Wellstone: We Remember
Posted at: 10/25/2012 6:44 PM
| Updated at: 10/25/2012 10:16 PM
By: Renee Passal
Dave Wellstone said it gets easier to speak about now. But ten years ago, was another story.
"It was a horrible thing. And people would ask how I could go on. And I was like yeah, this is a horrible thing. And I'm pissed off," he shared with us at our studios recently. "But now it's easier to see the bumper stickers and signs. And I've come to embrace the love that people still have for my family."
He's the eldest son of Paul and Sheila Wellstone. When that plane went down near Eveleth, on October 25, 2002, he lost his parents. He also lost his sister, Marcia. Three staffers and two pilots also perished that day.
Part of his healing process has included putting down his memories to paper. He's written a memoir called, "Becoming Wellstone." In it, he shares light hearted examples about what it was like to grow up in that family.
"Going to school board meetings, having him jump up, someone saying that's out of order. Then he'd say, what's out of order is what's going on here," he remembers with a chuckle.
"I wanted people to see how they parented, and feel like they could do the same thing."
One of Senator Wellstone's great causes was mental health. And that has helped his son move on from the tragedy as well.
Last summer, he spoke at the dedication of the new mental health crisis unit in Eveleth, that bears his family's name. And now he's founded a new non-profit devoted to mental health.

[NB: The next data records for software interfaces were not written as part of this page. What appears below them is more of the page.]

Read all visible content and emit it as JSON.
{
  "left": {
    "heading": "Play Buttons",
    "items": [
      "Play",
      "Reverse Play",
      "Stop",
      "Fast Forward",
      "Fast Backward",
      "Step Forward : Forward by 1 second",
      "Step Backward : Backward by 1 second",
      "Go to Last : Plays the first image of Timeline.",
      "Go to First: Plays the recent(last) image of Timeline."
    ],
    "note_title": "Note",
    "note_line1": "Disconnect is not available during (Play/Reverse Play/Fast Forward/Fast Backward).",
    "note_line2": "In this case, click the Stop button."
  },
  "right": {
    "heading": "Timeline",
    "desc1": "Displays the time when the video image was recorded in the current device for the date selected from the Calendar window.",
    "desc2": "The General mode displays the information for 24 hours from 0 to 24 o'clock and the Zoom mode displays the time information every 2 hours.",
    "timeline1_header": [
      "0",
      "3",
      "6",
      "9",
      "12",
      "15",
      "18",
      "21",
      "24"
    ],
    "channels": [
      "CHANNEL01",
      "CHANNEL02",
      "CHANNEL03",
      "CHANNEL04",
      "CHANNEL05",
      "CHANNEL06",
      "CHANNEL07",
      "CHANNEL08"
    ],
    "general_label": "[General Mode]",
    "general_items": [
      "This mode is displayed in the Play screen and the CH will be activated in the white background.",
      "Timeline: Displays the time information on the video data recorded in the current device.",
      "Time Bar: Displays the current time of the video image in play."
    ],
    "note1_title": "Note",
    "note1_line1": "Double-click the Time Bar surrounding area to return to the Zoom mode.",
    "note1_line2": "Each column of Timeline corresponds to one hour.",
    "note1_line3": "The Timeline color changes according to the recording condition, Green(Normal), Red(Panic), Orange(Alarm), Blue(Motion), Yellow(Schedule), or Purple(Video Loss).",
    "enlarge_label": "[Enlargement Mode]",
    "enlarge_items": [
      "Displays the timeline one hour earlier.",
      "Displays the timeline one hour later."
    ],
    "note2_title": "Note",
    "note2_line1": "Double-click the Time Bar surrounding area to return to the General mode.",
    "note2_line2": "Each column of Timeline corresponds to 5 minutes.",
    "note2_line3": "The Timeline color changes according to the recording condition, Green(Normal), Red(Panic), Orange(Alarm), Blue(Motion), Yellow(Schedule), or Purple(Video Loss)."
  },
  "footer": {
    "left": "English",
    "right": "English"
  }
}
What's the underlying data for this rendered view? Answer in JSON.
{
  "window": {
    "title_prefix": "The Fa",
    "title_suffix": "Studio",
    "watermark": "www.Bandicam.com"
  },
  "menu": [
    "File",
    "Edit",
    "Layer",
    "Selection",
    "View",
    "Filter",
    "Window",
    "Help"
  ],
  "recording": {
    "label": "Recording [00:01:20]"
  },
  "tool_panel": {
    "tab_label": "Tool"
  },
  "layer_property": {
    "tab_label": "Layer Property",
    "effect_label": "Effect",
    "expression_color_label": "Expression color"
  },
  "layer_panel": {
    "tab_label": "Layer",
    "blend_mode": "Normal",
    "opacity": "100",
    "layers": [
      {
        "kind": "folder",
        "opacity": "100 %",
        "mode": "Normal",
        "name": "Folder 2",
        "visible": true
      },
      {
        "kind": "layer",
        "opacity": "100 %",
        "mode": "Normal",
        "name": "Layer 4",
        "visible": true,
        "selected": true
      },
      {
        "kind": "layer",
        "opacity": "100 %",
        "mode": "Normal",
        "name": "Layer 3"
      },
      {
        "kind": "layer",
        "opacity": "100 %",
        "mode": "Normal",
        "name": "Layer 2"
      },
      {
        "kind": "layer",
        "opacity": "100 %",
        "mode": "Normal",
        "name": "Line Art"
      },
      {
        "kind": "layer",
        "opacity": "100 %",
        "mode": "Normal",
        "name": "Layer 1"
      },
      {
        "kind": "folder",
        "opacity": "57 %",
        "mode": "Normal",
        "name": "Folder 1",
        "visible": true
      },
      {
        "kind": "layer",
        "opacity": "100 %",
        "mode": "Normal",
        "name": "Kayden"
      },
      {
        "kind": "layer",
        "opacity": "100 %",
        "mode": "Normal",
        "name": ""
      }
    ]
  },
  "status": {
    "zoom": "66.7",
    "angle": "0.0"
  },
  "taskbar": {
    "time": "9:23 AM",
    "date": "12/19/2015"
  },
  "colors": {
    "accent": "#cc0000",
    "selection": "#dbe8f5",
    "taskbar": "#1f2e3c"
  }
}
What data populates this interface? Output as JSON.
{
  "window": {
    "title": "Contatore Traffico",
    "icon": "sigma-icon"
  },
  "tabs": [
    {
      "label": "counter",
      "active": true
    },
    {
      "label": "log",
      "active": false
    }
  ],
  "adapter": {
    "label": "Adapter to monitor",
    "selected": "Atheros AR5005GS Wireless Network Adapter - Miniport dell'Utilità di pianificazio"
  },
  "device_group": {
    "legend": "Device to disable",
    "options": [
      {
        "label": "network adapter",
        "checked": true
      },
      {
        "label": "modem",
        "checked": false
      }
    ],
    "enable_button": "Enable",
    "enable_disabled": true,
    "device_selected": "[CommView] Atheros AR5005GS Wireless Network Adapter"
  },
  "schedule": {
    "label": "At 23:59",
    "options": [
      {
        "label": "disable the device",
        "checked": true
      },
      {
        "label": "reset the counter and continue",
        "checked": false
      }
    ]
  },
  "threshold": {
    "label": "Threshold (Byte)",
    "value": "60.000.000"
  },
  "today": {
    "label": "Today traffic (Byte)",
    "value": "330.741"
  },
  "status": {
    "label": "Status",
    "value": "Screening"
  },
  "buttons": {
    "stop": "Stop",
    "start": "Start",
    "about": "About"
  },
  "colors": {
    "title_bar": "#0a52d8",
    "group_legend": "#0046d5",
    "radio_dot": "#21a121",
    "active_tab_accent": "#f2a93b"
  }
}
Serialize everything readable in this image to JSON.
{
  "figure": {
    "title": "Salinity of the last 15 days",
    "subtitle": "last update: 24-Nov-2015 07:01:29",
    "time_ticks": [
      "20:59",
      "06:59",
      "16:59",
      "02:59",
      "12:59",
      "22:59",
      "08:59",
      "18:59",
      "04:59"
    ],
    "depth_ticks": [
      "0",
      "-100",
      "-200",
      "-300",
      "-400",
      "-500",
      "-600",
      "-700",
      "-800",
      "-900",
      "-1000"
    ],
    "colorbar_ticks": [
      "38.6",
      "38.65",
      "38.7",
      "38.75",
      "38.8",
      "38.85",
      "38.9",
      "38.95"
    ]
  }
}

He told us he thinks it's been the right thing to make the best of it, and try and find meaning.
And meaning is what Duluth Mayor Don Ness told he he's found as well. At the time of the crash, he was the campaign manager for Congressman Jim Oberstar. That day, he had to break the news to his fellow campaign co-workers, including, his future wife.
"It was the first time I hugged Laura. It was in support, just to get through this together," he recalls.
He told us he's had an internal struggle about how one of the worst days of his life, lead to the most precious gift of love.
"I'm convinced had that not happened, Laura and I would not have become a couple."
They are married and have three children. And Ness is the leader of the city he loves so much.
He has come to terms with that internal struggle because of what he says the Wellstones stood for and did with their lives. "Paul and Sheila were such special people. They brought out the best in people. And inspired beautiful, creative thing, because of who they were."
So many local leaders like Ness keep the Wellstones in their hearts. And even those close to the White House, remember.
Dr. Jill Biden, wife of Vice President Joe Biden, mentioned the Wellstones last week when she stopped in Duluth. She called them, dear friends.
"Paul and Sheila, you know, were so involved in the political process. Really you are their legacy, because you are involved as well," she told the crowd at the Labor Temple in Duluth.
And the legacy is all of the people who still live the life of helping others. They carry on, which carries on the mission made so clear to them, by one man, one woman, and their ideals.
"Moving ahead, and do good stuff. Doing good deeds. That's what I think makes my folks smile," Dave Wellstone said.
Senator Wellstone had been campaigning for his third term in office, at the time of the crash.